(Records from a data collection)
Segment Open

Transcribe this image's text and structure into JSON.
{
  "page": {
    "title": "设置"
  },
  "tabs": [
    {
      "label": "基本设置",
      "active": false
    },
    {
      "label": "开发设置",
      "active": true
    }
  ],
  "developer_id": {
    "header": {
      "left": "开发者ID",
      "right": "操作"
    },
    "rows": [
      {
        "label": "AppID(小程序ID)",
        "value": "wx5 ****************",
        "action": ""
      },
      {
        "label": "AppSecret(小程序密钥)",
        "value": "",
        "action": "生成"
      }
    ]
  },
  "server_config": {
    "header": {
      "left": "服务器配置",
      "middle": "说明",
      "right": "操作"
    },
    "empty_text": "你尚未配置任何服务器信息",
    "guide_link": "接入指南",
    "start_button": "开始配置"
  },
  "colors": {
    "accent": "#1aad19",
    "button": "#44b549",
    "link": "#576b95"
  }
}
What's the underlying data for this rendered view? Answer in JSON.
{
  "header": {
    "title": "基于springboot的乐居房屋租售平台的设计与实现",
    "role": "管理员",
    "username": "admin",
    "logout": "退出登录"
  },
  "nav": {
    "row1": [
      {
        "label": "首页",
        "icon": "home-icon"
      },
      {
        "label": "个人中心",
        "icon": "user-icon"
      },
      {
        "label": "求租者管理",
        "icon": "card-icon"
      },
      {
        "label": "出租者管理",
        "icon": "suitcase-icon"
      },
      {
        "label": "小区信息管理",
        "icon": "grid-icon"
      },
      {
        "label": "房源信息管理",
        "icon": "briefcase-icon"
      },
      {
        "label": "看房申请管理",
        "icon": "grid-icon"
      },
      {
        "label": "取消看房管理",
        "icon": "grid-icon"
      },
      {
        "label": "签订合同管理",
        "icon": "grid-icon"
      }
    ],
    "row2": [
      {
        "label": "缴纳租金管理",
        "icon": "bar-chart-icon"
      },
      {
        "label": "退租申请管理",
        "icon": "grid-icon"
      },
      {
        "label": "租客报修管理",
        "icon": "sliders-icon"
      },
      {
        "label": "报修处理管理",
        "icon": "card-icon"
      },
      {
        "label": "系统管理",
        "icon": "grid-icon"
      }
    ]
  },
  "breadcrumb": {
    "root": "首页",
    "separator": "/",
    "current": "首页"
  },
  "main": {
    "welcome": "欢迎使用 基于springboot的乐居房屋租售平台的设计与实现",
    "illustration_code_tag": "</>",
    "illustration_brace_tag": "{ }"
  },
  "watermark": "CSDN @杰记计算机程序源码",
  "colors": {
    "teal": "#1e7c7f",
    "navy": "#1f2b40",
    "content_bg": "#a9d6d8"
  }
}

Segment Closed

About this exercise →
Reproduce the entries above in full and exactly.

Written solution →
Transcribe this image's text and structure into JSON.
{
  "page": {
    "title": "设置"
  },
  "tabs": [
    {
      "label": "基本设置",
      "active": false
    },
    {
      "label": "开发设置",
      "active": true
    }
  ],
  "developer_id": {
    "header": {
      "left": "开发者ID",
      "right": "操作"
    },
    "rows": [
      {
        "label": "AppID(小程序ID)",
        "value": "wx5 ****************",
        "action": ""
      },
      {
        "label": "AppSecret(小程序密钥)",
        "value": "",
        "action": "生成"
      }
    ]
  },
  "server_config": {
    "header": {
      "left": "服务器配置",
      "middle": "说明",
      "right": "操作"
    },
    "empty_text": "你尚未配置任何服务器信息",
    "guide_link": "接入指南",
    "start_button": "开始配置"
  },
  "colors": {
    "accent": "#1aad19",
    "button": "#44b549",
    "link": "#576b95"
  }
}
What's the underlying data for this rendered view? Answer in JSON.
{
  "header": {
    "title": "基于springboot的乐居房屋租售平台的设计与实现",
    "role": "管理员",
    "username": "admin",
    "logout": "退出登录"
  },
  "nav": {
    "row1": [
      {
        "label": "首页",
        "icon": "home-icon"
      },
      {
        "label": "个人中心",
        "icon": "user-icon"
      },
      {
        "label": "求租者管理",
        "icon": "card-icon"
      },
      {
        "label": "出租者管理",
        "icon": "suitcase-icon"
      },
      {
        "label": "小区信息管理",
        "icon": "grid-icon"
      },
      {
        "label": "房源信息管理",
        "icon": "briefcase-icon"
      },
      {
        "label": "看房申请管理",
        "icon": "grid-icon"
      },
      {
        "label": "取消看房管理",
        "icon": "grid-icon"
      },
      {
        "label": "签订合同管理",
        "icon": "grid-icon"
      }
    ],
    "row2": [
      {
        "label": "缴纳租金管理",
        "icon": "bar-chart-icon"
      },
      {
        "label": "退租申请管理",
        "icon": "grid-icon"
      },
      {
        "label": "租客报修管理",
        "icon": "sliders-icon"
      },
      {
        "label": "报修处理管理",
        "icon": "card-icon"
      },
      {
        "label": "系统管理",
        "icon": "grid-icon"
      }
    ]
  },
  "breadcrumb": {
    "root": "首页",
    "separator": "/",
    "current": "首页"
  },
  "main": {
    "welcome": "欢迎使用 基于springboot的乐居房屋租售平台的设计与实现",
    "illustration_code_tag": "</>",
    "illustration_brace_tag": "{ }"
  },
  "watermark": "CSDN @杰记计算机程序源码",
  "colors": {
    "teal": "#1e7c7f",
    "navy": "#1f2b40",
    "content_bg": "#a9d6d8"
  }
}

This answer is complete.